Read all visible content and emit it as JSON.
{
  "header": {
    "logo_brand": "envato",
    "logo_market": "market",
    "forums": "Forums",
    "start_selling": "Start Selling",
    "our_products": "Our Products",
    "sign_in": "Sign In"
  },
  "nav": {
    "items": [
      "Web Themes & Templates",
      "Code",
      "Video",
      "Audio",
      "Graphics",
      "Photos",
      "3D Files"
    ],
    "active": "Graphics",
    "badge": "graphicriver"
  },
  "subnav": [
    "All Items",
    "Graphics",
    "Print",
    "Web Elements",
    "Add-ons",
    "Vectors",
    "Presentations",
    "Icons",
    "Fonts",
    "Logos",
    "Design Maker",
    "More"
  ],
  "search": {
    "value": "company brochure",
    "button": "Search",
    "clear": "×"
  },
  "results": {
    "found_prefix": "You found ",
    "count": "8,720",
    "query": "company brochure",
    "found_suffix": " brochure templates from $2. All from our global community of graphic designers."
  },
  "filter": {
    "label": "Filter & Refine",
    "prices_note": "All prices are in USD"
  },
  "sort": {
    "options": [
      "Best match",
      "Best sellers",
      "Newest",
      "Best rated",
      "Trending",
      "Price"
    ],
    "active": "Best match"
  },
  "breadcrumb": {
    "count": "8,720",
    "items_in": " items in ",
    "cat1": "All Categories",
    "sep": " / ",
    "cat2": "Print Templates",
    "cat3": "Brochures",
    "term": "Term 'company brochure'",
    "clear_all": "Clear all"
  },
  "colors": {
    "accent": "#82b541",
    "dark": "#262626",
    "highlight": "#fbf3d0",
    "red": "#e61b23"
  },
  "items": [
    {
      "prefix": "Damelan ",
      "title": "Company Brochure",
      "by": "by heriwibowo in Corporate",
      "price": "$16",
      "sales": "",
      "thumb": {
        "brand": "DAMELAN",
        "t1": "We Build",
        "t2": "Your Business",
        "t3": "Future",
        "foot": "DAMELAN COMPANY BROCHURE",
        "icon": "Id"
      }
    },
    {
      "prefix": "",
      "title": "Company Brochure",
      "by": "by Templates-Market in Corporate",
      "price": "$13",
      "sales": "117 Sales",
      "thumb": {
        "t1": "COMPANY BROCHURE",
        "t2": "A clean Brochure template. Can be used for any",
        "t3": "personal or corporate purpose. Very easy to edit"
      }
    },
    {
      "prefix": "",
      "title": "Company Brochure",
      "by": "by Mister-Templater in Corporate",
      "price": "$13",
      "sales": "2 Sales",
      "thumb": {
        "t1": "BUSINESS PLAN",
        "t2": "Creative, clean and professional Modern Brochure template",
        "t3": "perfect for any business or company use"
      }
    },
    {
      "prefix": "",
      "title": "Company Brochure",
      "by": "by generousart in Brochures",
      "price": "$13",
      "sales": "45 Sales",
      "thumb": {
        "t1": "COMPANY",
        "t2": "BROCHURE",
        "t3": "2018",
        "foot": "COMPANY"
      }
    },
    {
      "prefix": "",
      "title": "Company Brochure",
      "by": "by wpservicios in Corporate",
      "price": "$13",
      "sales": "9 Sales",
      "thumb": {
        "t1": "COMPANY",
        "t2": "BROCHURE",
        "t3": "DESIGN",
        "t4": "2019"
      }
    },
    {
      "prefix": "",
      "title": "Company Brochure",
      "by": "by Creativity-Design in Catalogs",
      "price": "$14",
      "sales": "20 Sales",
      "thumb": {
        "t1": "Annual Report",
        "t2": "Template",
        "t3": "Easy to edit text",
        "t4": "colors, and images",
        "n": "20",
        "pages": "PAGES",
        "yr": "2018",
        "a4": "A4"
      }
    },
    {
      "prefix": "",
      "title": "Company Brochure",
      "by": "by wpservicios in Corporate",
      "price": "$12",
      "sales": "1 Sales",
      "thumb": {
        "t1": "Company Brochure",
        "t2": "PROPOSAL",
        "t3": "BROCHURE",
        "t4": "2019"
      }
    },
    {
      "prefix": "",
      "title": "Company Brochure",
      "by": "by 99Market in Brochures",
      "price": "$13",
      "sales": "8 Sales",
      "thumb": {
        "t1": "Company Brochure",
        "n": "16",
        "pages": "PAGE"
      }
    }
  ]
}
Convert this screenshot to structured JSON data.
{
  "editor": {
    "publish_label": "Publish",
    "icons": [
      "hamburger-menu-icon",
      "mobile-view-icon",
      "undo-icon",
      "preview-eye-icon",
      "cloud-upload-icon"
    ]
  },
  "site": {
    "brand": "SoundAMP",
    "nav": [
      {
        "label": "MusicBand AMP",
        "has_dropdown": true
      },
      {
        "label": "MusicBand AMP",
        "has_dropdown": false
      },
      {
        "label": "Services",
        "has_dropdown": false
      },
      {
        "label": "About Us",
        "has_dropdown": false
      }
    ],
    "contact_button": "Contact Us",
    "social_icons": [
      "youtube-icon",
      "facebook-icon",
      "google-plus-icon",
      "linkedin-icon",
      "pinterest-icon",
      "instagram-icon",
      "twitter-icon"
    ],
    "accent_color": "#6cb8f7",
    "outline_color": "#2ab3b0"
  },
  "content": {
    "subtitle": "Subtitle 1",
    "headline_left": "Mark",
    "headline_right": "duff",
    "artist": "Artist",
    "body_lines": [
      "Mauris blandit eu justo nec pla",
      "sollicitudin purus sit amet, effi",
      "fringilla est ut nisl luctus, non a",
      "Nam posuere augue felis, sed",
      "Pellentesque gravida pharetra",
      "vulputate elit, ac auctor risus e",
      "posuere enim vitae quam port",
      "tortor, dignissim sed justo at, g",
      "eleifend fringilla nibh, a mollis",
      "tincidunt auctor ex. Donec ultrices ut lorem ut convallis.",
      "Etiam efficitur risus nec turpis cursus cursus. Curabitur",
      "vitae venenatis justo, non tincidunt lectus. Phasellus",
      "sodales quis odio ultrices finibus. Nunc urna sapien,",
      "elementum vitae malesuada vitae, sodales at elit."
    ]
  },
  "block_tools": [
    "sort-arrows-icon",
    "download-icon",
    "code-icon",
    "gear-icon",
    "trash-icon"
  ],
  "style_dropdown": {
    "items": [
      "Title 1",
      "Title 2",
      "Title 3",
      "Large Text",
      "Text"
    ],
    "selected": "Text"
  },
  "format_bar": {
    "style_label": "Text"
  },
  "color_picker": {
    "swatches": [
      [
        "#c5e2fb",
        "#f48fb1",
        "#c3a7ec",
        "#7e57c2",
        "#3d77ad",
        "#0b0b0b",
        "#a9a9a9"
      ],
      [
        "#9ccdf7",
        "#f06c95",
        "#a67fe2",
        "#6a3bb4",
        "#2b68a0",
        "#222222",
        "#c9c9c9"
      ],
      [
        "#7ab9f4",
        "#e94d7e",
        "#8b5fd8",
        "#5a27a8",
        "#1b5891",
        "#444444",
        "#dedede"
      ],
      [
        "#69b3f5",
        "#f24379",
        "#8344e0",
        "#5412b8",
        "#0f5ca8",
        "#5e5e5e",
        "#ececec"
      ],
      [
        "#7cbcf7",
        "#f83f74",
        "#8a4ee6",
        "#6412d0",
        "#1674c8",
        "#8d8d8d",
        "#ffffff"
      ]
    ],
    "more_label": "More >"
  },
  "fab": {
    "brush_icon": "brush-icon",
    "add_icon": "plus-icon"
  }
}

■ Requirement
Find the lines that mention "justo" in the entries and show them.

■ Task solution
      "Mauris blandit eu justo nec pla",
      "tortor, dignissim sed justo at, g",
      "vitae venenatis justo, non tincidunt lectus. Phasellus",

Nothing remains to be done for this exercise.